■ PROBLEM DETAILS ■
The data must be returned in full, with no character altered.

■ RECORDS TO PROCESS ■
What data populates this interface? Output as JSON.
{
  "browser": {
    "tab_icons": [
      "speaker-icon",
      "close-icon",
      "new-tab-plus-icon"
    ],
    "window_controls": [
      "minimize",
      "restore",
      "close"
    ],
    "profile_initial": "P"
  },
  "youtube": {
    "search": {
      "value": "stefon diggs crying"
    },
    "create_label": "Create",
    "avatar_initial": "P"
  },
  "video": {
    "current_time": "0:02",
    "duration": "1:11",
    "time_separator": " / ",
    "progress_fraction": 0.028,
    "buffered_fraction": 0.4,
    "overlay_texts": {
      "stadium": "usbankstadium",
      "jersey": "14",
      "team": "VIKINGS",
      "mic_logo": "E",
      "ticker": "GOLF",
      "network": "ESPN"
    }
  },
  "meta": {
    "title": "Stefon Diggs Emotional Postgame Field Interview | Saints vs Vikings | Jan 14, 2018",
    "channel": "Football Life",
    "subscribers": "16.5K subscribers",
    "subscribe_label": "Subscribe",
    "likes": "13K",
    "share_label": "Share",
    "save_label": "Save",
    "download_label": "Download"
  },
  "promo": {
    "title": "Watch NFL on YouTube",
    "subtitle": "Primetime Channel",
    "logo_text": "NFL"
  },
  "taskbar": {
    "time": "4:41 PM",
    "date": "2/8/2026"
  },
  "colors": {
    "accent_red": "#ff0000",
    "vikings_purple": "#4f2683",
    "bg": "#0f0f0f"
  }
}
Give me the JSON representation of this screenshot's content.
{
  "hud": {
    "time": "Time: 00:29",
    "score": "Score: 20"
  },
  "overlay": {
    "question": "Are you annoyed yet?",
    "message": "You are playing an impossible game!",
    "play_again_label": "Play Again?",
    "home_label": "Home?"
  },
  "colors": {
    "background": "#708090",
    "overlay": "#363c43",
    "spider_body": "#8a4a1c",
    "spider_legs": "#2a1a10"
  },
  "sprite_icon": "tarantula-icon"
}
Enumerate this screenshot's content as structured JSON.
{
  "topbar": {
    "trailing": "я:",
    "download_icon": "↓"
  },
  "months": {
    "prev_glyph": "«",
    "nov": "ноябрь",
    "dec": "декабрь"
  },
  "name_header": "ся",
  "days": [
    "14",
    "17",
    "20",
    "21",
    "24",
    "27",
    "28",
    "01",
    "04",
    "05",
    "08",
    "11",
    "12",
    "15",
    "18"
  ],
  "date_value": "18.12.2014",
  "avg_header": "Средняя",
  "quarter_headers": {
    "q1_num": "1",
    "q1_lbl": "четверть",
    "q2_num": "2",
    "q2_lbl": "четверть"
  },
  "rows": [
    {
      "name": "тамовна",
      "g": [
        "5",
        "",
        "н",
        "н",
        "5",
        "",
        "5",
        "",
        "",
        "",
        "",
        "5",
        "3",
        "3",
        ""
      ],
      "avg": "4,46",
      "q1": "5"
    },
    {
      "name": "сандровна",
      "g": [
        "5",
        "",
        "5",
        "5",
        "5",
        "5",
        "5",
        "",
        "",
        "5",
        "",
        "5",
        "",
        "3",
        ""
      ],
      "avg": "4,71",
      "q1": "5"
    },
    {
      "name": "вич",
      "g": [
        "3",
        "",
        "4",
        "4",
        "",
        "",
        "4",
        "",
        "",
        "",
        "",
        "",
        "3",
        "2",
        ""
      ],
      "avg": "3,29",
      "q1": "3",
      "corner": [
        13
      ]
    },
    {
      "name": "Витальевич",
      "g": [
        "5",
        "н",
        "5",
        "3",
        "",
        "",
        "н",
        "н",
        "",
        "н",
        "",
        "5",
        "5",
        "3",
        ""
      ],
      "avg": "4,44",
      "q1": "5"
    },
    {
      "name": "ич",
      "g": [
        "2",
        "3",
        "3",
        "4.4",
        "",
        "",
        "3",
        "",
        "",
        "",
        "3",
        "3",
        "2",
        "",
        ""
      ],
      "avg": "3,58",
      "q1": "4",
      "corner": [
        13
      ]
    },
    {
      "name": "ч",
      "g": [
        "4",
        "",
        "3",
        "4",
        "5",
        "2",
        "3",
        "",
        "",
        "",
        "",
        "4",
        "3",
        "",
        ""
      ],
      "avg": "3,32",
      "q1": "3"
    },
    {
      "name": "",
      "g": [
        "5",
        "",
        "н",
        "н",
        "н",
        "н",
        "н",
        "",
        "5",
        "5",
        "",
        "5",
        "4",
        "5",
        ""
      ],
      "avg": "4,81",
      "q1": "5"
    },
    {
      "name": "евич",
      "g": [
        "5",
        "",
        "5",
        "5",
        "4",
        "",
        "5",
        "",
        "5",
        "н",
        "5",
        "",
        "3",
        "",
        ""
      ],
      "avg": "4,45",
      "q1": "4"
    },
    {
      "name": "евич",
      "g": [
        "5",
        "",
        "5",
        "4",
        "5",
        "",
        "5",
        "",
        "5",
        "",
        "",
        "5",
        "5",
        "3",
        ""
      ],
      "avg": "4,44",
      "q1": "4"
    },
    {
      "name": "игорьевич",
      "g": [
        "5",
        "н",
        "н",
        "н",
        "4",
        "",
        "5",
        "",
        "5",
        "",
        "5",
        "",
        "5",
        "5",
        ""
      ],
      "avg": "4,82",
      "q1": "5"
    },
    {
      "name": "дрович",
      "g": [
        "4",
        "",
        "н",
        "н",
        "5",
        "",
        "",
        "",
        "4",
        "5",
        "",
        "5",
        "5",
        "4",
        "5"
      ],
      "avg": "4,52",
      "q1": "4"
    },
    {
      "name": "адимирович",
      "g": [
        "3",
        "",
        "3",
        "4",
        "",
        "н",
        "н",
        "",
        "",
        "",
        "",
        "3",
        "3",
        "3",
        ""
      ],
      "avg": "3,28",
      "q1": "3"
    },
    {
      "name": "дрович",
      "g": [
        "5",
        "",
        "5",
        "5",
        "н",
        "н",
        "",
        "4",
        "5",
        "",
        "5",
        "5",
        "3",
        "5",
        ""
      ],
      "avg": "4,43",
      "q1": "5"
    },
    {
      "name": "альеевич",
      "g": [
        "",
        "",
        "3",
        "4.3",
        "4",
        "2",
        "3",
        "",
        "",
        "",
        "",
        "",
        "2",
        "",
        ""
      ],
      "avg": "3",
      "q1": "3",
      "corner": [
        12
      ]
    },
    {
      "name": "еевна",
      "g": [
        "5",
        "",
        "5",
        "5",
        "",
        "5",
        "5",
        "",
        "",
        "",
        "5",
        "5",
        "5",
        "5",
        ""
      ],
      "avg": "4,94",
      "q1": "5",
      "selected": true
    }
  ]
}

■ TASK RESULT ■
What data populates this interface? Output as JSON.
{
  "browser": {
    "tab_icons": [
      "speaker-icon",
      "close-icon",
      "new-tab-plus-icon"
    ],
    "window_controls": [
      "minimize",
      "restore",
      "close"
    ],
    "profile_initial": "P"
  },
  "youtube": {
    "search": {
      "value": "stefon diggs crying"
    },
    "create_label": "Create",
    "avatar_initial": "P"
  },
  "video": {
    "current_time": "0:02",
    "duration": "1:11",
    "time_separator": " / ",
    "progress_fraction": 0.028,
    "buffered_fraction": 0.4,
    "overlay_texts": {
      "stadium": "usbankstadium",
      "jersey": "14",
      "team": "VIKINGS",
      "mic_logo": "E",
      "ticker": "GOLF",
      "network": "ESPN"
    }
  },
  "meta": {
    "title": "Stefon Diggs Emotional Postgame Field Interview | Saints vs Vikings | Jan 14, 2018",
    "channel": "Football Life",
    "subscribers": "16.5K subscribers",
    "subscribe_label": "Subscribe",
    "likes": "13K",
    "share_label": "Share",
    "save_label": "Save",
    "download_label": "Download"
  },
  "promo": {
    "title": "Watch NFL on YouTube",
    "subtitle": "Primetime Channel",
    "logo_text": "NFL"
  },
  "taskbar": {
    "time": "4:41 PM",
    "date": "2/8/2026"
  },
  "colors": {
    "accent_red": "#ff0000",
    "vikings_purple": "#4f2683",
    "bg": "#0f0f0f"
  }
}
Give me the JSON representation of this screenshot's content.
{
  "hud": {
    "time": "Time: 00:29",
    "score": "Score: 20"
  },
  "overlay": {
    "question": "Are you annoyed yet?",
    "message": "You are playing an impossible game!",
    "play_again_label": "Play Again?",
    "home_label": "Home?"
  },
  "colors": {
    "background": "#708090",
    "overlay": "#363c43",
    "spider_body": "#8a4a1c",
    "spider_legs": "#2a1a10"
  },
  "sprite_icon": "tarantula-icon"
}
Enumerate this screenshot's content as structured JSON.
{
  "topbar": {
    "trailing": "я:",
    "download_icon": "↓"
  },
  "months": {
    "prev_glyph": "«",
    "nov": "ноябрь",
    "dec": "декабрь"
  },
  "name_header": "ся",
  "days": [
    "14",
    "17",
    "20",
    "21",
    "24",
    "27",
    "28",
    "01",
    "04",
    "05",
    "08",
    "11",
    "12",
    "15",
    "18"
  ],
  "date_value": "18.12.2014",
  "avg_header": "Средняя",
  "quarter_headers": {
    "q1_num": "1",
    "q1_lbl": "четверть",
    "q2_num": "2",
    "q2_lbl": "четверть"
  },
  "rows": [
    {
      "name": "тамовна",
      "g": [
        "5",
        "",
        "н",
        "н",
        "5",
        "",
        "5",
        "",
        "",
        "",
        "",
        "5",
        "3",
        "3",
        ""
      ],
      "avg": "4,46",
      "q1": "5"
    },
    {
      "name": "сандровна",
      "g": [
        "5",
        "",
        "5",
        "5",
        "5",
        "5",
        "5",
        "",
        "",
        "5",
        "",
        "5",
        "",
        "3",
        ""
      ],
      "avg": "4,71",
      "q1": "5"
    },
    {
      "name": "вич",
      "g": [
        "3",
        "",
        "4",
        "4",
        "",
        "",
        "4",
        "",
        "",
        "",
        "",
        "",
        "3",
        "2",
        ""
      ],
      "avg": "3,29",
      "q1": "3",
      "corner": [
        13
      ]
    },
    {
      "name": "Витальевич",
      "g": [
        "5",
        "н",
        "5",
        "3",
        "",
        "",
        "н",
        "н",
        "",
        "н",
        "",
        "5",
        "5",
        "3",
        ""
      ],
      "avg": "4,44",
      "q1": "5"
    },
    {
      "name": "ич",
      "g": [
        "2",
        "3",
        "3",
        "4.4",
        "",
        "",
        "3",
        "",
        "",
        "",
        "3",
        "3",
        "2",
        "",
        ""
      ],
      "avg": "3,58",
      "q1": "4",
      "corner": [
        13
      ]
    },
    {
      "name": "ч",
      "g": [
        "4",
        "",
        "3",
        "4",
        "5",
        "2",
        "3",
        "",
        "",
        "",
        "",
        "4",
        "3",
        "",
        ""
      ],
      "avg": "3,32",
      "q1": "3"
    },
    {
      "name": "",
      "g": [
        "5",
        "",
        "н",
        "н",
        "н",
        "н",
        "н",
        "",
        "5",
        "5",
        "",
        "5",
        "4",
        "5",
        ""
      ],
      "avg": "4,81",
      "q1": "5"
    },
    {
      "name": "евич",
      "g": [
        "5",
        "",
        "5",
        "5",
        "4",
        "",
        "5",
        "",
        "5",
        "н",
        "5",
        "",
        "3",
        "",
        ""
      ],
      "avg": "4,45",
      "q1": "4"
    },
    {
      "name": "евич",
      "g": [
        "5",
        "",
        "5",
        "4",
        "5",
        "",
        "5",
        "",
        "5",
        "",
        "",
        "5",
        "5",
        "3",
        ""
      ],
      "avg": "4,44",
      "q1": "4"
    },
    {
      "name": "игорьевич",
      "g": [
        "5",
        "н",
        "н",
        "н",
        "4",
        "",
        "5",
        "",
        "5",
        "",
        "5",
        "",
        "5",
        "5",
        ""
      ],
      "avg": "4,82",
      "q1": "5"
    },
    {
      "name": "дрович",
      "g": [
        "4",
        "",
        "н",
        "н",
        "5",
        "",
        "",
        "",
        "4",
        "5",
        "",
        "5",
        "5",
        "4",
        "5"
      ],
      "avg": "4,52",
      "q1": "4"
    },
    {
      "name": "адимирович",
      "g": [
        "3",
        "",
        "3",
        "4",
        "",
        "н",
        "н",
        "",
        "",
        "",
        "",
        "3",
        "3",
        "3",
        ""
      ],
      "avg": "3,28",
      "q1": "3"
    },
    {
      "name": "дрович",
      "g": [
        "5",
        "",
        "5",
        "5",
        "н",
        "н",
        "",
        "4",
        "5",
        "",
        "5",
        "5",
        "3",
        "5",
        ""
      ],
      "avg": "4,43",
      "q1": "5"
    },
    {
      "name": "альеевич",
      "g": [
        "",
        "",
        "3",
        "4.3",
        "4",
        "2",
        "3",
        "",
        "",
        "",
        "",
        "",
        "2",
        "",
        ""
      ],
      "avg": "3",
      "q1": "3",
      "corner": [
        12
      ]
    },
    {
      "name": "еевна",
      "g": [
        "5",
        "",
        "5",
        "5",
        "",
        "5",
        "5",
        "",
        "",
        "",
        "5",
        "5",
        "5",
        "5",
        ""
      ],
      "avg": "4,94",
      "q1": "5",
      "selected": true
    }
  ]
}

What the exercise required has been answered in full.